There are a lot of things to think about when starting a new business. One of the most important is making sure that your business complies with federal, state and local laws. These are eight of the legal issues new business owners face.
As a business owner, you will enter into a lot of contracts. Any time you purchase or lease a new facility, sign a service contract with a vendor or hire a new employee, a contract will be involved. Because violating the terms of a contract can have serious consequences, it is a good idea to review the terms of any contracts you use with an attorney. You can also use contract assistant software to automate the process and help you keep track of compliance issues.
2. Business Structure
All business owners must choose a legal structure for their business. Some choose to operate as sole proprietorships, but many find it beneficial to form a limited liability company or corporation instead. There are several federal, state and local regulations that affect this process. It is wise to either consult an attorney or use a formation service to ensure legal compliance.
3. Business Name Registration
In addition to choosing a legal structure, you need to register your business’s name. You can’t register a name that someone else has already registered, so before you start promoting your brand, it is important to make sure the name you want hasn’t already been taken. Registering your business name helps protect your business and ensures you comply with state, federal and local laws.
4. Employer Identification Number
You need an EIN to be able to legally hire employees, apply for business licenses, pay federal taxes, operate as a corporation, use a tax-deferred pension plan or open a bank account. You can apply for an EIN on the IRS website. In some states, you will also need a state tax ID number.
5. Business Licenses and Permits
Most businesses need some type of license or permit to operate. Depending on what type of business you are operating you may need one or more licenses or permits at the state, federal and local levels. If you aren’t sure which you might need, the Small Business Administration is a good resource. You may also want to consult with an attorney in your area.
Insurance is a good thing to have to protect your investments, but in some cases, it may also be a legal requirement. If you have employees you may need unemployment, disability and workers compensation insurance. You may also need certain types of liability insurance.
7. Business Bank Account

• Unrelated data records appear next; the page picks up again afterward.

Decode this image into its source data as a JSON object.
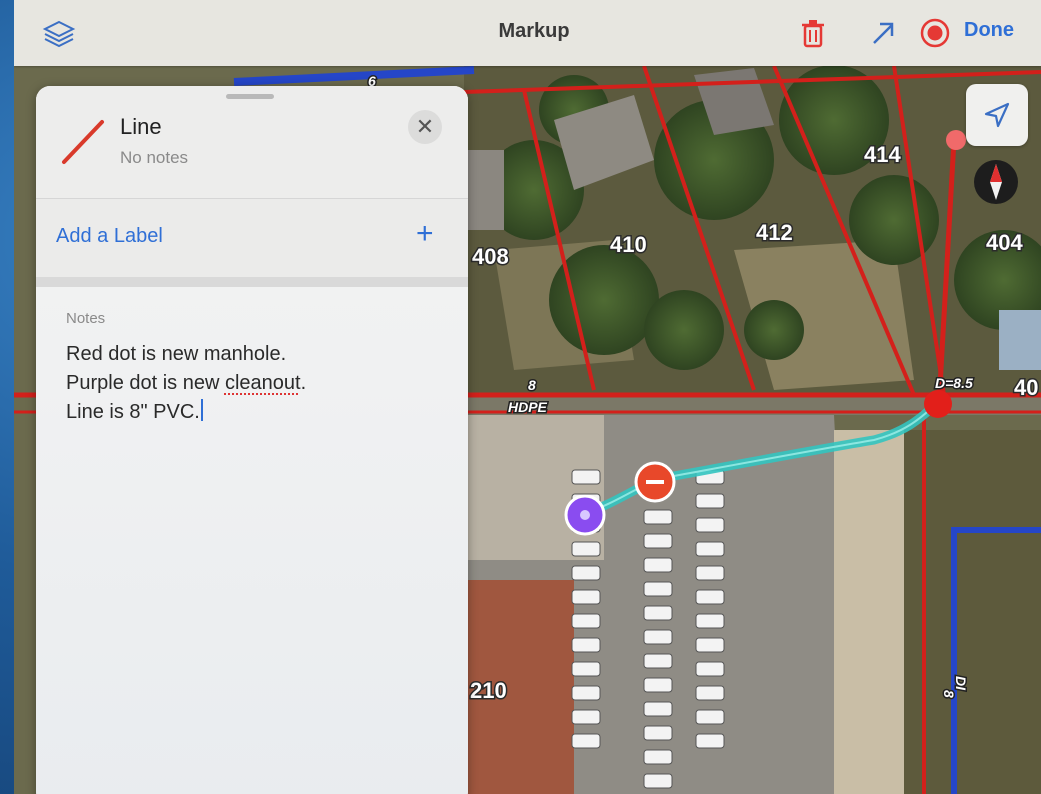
{
  "toolbar": {
    "title": "Markup",
    "done_label": "Done",
    "icons": [
      "layers-icon",
      "trash-icon",
      "arrow-icon",
      "record-icon"
    ],
    "accent": "#2f6fd6",
    "danger": "#e53935"
  },
  "panel": {
    "item_type": "Line",
    "item_subtitle": "No notes",
    "add_label": "Add a Label",
    "notes_label": "Notes",
    "notes_lines": [
      "Red dot is new manhole.",
      "Purple dot is new ",
      "cleanout",
      ".",
      "Line is 8\" PVC."
    ]
  },
  "map": {
    "lot_labels": [
      "414",
      "412",
      "410",
      "408",
      "404",
      "40",
      "210",
      "6"
    ],
    "pipe_label": "HDPE",
    "pipe_size": "8",
    "depth_label": "D=8.5",
    "right_line_label": "8",
    "right_line_label2": "DI",
    "manhole_color": "#e8482a",
    "cleanout_color": "#8a4cf0",
    "line_color": "#33c4c0",
    "parcel_color": "#d3201b",
    "boundary_color": "#2546c8"
  }
}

One of the most important things you can do to keep your business legally compliant is to be diligent about keeping your business and personal assets separate. Part of that is establishing a bank account for your business, instead of using your personal account. You need your employer identification number, or social security number, the formation documents for your business, any ownership agreement documents and your business license to open an account.
There are two issues to be aware of with trademarks. You want to make sure you are protecting your own intellectual property by enforcing your business’s trademarks. Not defending your trademarks can result in losing the right to prevent other people from using them. You also need to make sure you aren’t violating anyone else’s trademarks. A surprising number of words, phrases and images have been trademarked by someone, so any time you are introducing a new product, marketing campaign, creating a website or other project, it is a good idea to research anything that could be a trademark violation and be sure to respond to any infringement allegations from other parties.
You don’t want to derail the launch of your business by starting in legal hot water. Addressing these eight issues will help you get started on the right foot.